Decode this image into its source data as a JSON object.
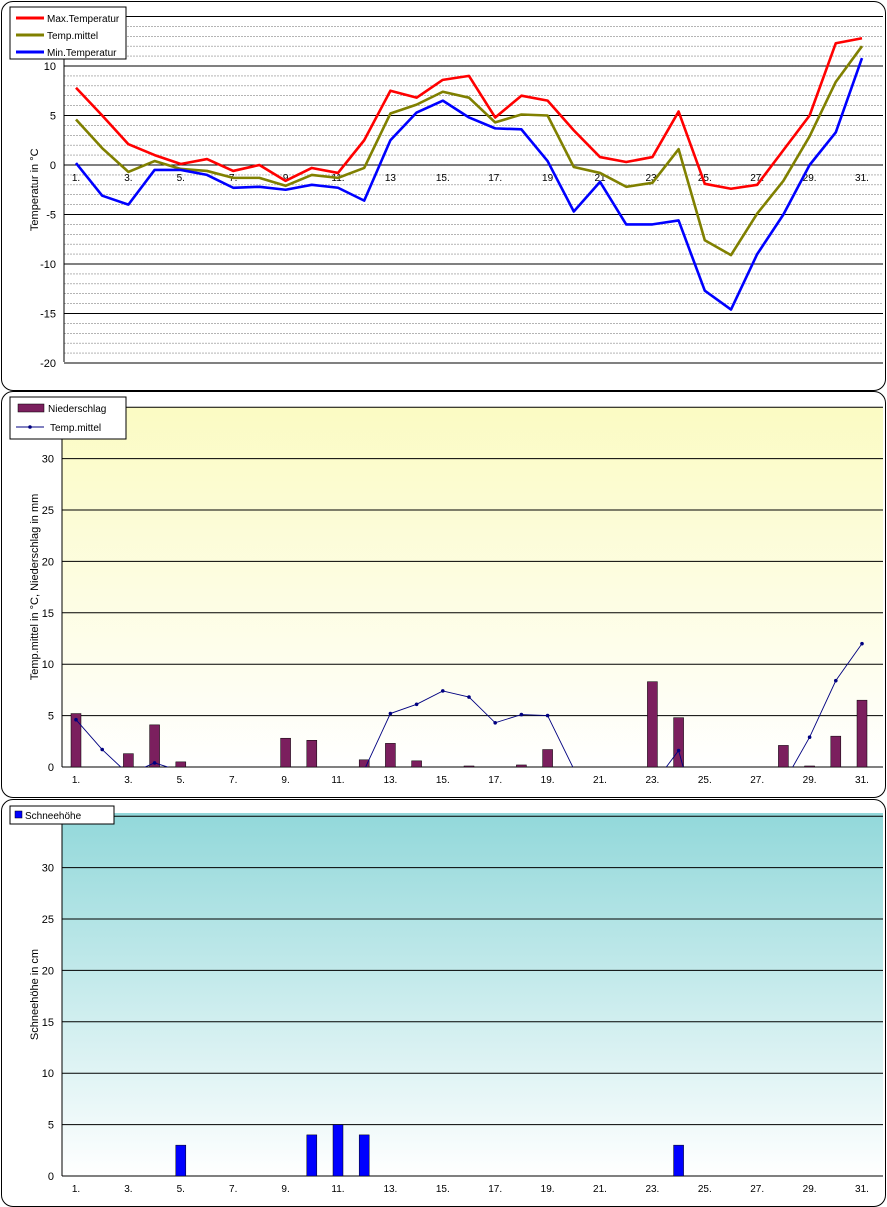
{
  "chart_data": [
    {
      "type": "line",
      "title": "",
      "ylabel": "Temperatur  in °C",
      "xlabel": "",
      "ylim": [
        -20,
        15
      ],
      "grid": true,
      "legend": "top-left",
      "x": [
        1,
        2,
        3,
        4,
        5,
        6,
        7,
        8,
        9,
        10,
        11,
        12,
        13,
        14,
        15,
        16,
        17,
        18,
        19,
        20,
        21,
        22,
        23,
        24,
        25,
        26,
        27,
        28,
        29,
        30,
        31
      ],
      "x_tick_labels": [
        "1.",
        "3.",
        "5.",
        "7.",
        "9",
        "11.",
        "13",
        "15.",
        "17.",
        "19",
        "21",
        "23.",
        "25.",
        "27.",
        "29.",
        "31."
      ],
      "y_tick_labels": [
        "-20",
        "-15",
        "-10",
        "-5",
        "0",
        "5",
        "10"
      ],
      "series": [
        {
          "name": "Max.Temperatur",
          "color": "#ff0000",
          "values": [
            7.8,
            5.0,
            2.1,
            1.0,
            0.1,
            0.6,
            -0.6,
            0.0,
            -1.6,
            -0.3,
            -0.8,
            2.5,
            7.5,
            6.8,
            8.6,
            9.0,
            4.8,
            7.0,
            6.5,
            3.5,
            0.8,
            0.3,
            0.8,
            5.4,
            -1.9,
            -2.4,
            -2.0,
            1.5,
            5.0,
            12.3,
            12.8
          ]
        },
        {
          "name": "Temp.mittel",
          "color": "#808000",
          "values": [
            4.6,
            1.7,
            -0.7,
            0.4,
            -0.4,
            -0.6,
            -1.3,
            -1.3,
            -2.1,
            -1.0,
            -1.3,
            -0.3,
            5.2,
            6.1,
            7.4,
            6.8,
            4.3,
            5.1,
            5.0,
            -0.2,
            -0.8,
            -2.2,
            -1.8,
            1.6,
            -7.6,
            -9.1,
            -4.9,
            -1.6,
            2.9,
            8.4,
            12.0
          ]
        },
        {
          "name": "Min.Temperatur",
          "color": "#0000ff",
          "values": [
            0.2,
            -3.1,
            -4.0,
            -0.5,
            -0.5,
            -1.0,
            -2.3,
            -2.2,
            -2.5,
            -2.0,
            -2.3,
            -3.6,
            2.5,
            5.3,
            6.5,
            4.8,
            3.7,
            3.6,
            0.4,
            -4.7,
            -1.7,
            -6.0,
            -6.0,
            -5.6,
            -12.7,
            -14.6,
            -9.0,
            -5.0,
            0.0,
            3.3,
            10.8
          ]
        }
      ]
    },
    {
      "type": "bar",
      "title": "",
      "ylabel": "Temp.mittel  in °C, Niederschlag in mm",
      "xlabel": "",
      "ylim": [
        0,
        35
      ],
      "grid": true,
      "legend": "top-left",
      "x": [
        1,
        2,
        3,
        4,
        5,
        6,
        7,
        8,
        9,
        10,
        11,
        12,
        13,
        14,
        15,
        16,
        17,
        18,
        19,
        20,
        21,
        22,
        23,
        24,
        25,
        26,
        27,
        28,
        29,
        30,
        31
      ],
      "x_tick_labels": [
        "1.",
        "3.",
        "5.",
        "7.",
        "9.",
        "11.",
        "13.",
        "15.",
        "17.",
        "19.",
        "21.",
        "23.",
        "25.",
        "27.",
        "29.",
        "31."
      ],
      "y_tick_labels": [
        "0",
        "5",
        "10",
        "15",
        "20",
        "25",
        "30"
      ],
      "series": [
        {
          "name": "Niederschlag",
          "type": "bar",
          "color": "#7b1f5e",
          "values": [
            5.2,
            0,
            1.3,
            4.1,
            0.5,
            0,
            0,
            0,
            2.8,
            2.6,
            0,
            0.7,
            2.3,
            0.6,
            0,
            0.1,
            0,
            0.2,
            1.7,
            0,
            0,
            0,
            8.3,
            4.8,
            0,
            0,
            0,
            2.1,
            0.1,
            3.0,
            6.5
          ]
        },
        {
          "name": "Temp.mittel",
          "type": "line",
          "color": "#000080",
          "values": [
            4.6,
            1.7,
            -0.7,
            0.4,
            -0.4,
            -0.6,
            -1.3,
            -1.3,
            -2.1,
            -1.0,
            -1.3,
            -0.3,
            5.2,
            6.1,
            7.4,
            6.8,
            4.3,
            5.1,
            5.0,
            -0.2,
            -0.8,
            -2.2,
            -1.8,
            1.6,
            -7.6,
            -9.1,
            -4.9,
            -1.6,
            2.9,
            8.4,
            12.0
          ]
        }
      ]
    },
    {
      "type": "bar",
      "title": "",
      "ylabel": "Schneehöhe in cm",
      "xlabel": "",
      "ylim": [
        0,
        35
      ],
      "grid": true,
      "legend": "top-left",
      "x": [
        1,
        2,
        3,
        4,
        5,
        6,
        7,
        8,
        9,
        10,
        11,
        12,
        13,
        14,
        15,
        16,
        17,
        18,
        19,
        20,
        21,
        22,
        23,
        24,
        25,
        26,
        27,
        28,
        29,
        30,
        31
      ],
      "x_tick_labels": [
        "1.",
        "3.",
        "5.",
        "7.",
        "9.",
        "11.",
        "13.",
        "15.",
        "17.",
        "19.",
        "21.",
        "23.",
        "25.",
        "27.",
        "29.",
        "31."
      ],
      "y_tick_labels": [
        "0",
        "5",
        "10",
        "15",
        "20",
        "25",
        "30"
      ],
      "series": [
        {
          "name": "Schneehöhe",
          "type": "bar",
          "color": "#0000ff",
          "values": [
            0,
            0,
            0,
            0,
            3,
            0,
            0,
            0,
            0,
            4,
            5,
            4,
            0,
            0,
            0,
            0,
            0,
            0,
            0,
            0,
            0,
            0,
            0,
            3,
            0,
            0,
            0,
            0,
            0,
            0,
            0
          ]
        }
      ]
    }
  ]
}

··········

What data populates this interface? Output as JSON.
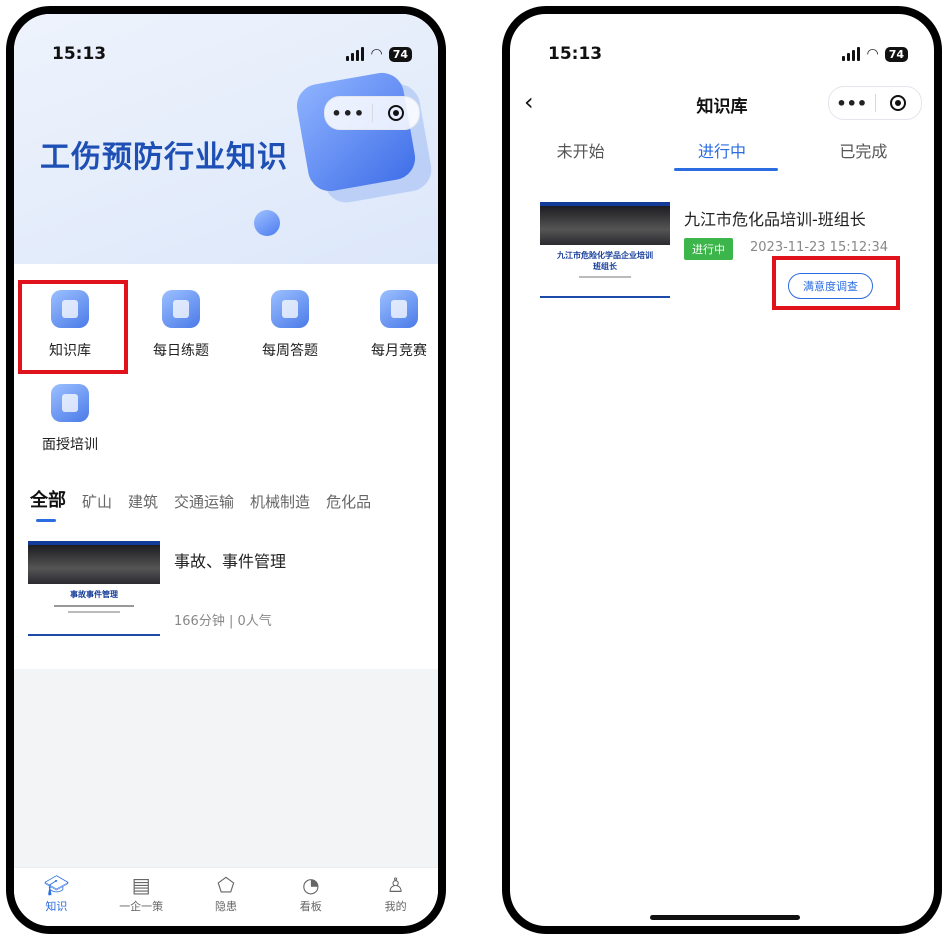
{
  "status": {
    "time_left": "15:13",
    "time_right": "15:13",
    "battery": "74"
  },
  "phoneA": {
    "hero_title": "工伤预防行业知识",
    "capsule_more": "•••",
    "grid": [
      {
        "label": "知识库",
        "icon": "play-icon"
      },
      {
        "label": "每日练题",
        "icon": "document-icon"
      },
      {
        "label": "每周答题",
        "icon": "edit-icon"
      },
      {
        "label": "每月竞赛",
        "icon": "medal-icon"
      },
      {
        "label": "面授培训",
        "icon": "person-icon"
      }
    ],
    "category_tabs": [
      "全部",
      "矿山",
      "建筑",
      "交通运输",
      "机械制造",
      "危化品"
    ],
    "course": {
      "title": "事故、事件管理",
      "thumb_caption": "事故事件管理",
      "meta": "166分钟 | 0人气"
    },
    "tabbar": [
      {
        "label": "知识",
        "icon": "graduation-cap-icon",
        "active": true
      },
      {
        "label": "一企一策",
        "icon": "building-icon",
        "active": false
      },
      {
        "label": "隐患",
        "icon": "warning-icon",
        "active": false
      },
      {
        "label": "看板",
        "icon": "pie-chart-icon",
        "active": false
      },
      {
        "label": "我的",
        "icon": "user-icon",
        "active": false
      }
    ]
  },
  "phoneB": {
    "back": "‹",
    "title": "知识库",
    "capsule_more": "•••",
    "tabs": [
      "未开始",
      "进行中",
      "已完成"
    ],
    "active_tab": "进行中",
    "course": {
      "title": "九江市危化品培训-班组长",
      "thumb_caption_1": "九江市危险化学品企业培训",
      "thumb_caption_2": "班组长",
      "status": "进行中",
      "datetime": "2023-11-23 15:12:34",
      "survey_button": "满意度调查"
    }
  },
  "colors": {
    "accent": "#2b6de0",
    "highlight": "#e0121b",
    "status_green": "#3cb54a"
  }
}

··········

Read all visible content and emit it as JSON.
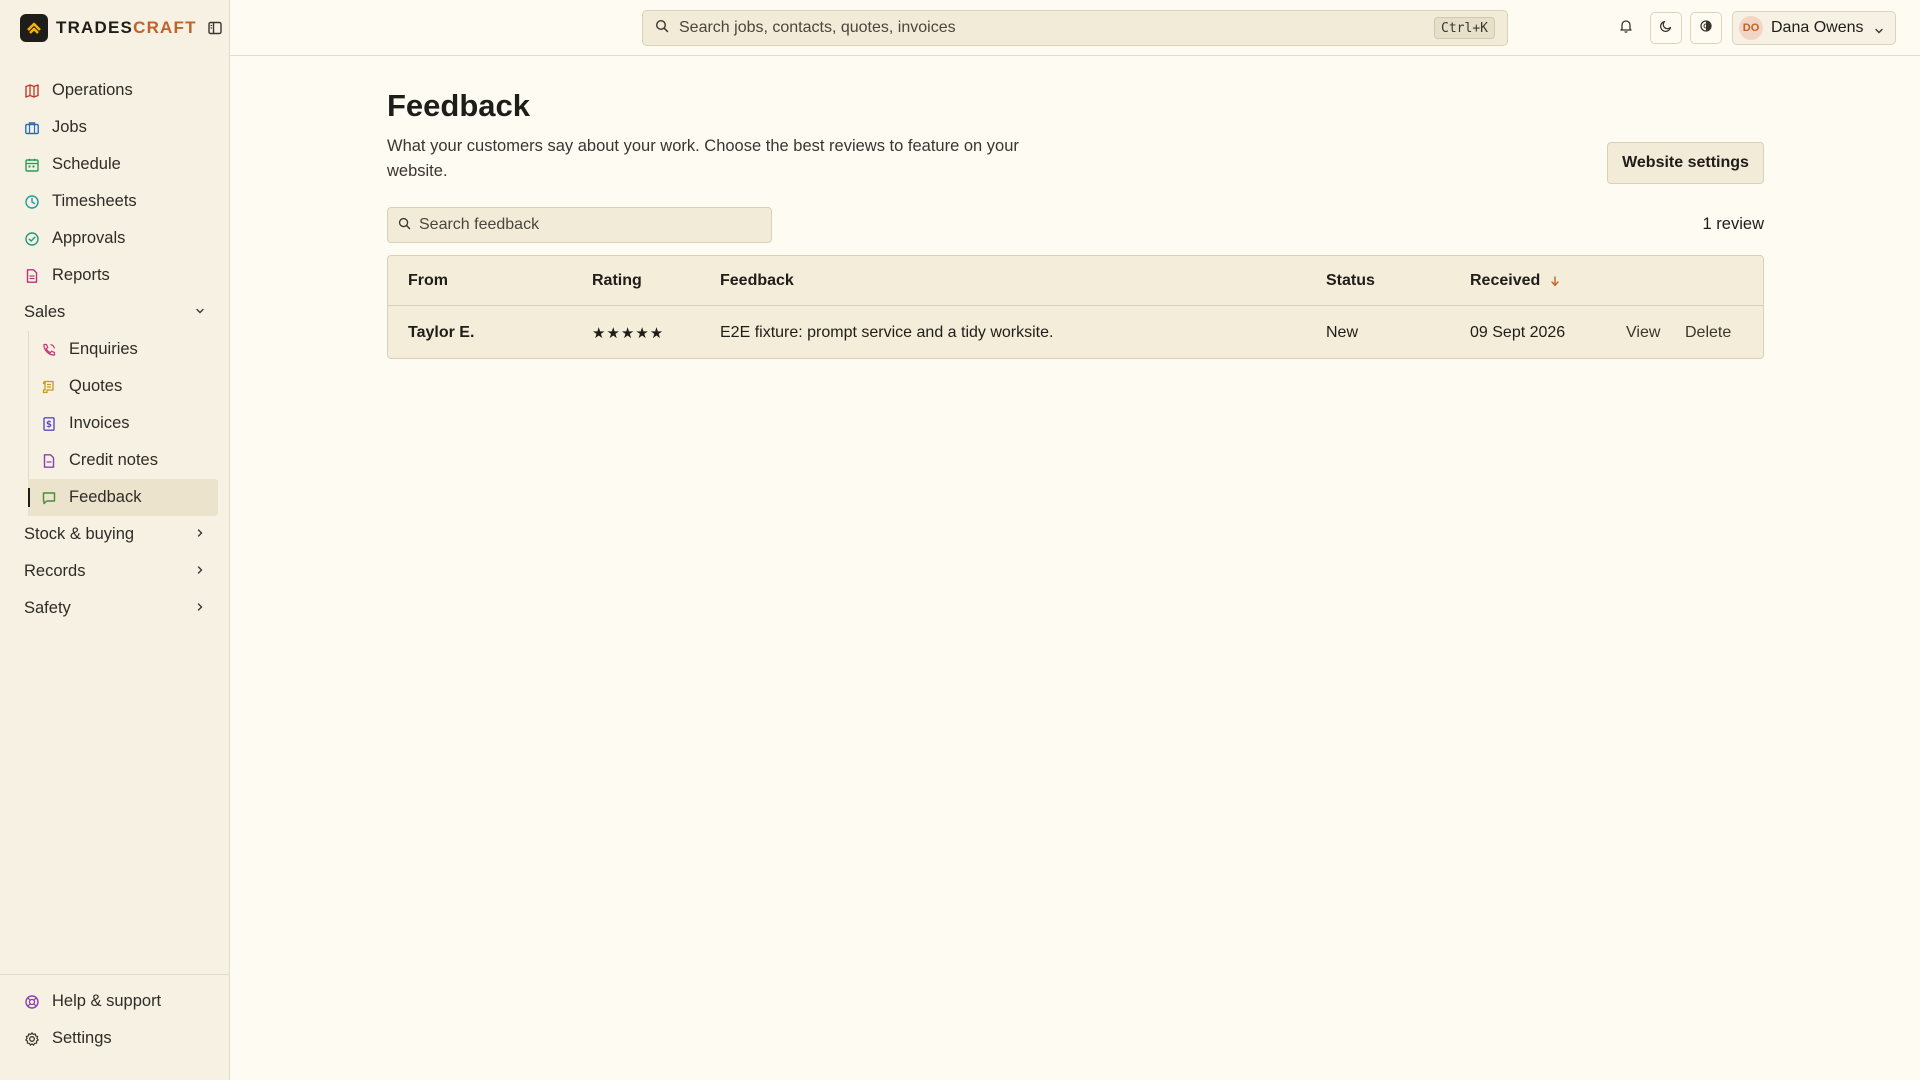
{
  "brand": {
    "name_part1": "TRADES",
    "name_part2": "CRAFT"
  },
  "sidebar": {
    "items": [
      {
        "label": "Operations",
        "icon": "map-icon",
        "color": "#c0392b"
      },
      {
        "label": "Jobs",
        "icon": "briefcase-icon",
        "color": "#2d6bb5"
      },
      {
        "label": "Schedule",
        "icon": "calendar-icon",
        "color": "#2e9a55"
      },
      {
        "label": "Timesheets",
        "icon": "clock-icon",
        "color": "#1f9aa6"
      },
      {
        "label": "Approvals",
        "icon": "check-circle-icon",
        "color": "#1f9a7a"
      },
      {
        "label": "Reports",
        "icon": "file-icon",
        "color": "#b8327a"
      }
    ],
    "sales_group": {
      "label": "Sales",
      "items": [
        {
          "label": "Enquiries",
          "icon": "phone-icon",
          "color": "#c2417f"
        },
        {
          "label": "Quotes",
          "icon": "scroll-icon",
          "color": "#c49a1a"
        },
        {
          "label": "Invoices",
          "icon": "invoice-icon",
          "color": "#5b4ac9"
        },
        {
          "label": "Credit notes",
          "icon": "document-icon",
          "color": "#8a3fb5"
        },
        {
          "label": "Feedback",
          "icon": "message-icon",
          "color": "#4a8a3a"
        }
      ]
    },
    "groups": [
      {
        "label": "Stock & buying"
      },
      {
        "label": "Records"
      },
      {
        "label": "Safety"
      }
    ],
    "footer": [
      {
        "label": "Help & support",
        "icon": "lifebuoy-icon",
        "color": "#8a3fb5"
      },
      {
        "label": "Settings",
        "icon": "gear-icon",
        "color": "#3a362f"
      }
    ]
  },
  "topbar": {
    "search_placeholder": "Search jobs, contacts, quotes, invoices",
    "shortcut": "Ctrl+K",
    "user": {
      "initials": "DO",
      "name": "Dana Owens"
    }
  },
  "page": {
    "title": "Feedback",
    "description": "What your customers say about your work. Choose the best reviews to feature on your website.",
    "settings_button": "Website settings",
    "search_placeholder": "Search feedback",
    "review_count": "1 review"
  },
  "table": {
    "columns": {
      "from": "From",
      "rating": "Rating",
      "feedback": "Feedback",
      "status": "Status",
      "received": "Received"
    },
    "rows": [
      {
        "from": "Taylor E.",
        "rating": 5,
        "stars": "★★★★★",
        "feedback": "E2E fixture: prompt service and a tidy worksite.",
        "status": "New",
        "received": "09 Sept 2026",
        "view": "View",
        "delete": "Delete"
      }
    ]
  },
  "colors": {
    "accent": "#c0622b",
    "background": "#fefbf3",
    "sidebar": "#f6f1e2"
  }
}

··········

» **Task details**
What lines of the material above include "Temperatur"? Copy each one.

» **Task output**
      "ylabel": "Temperatur  in °C",
          "name": "Max.Temperatur",
          "name": "Min.Temperatur",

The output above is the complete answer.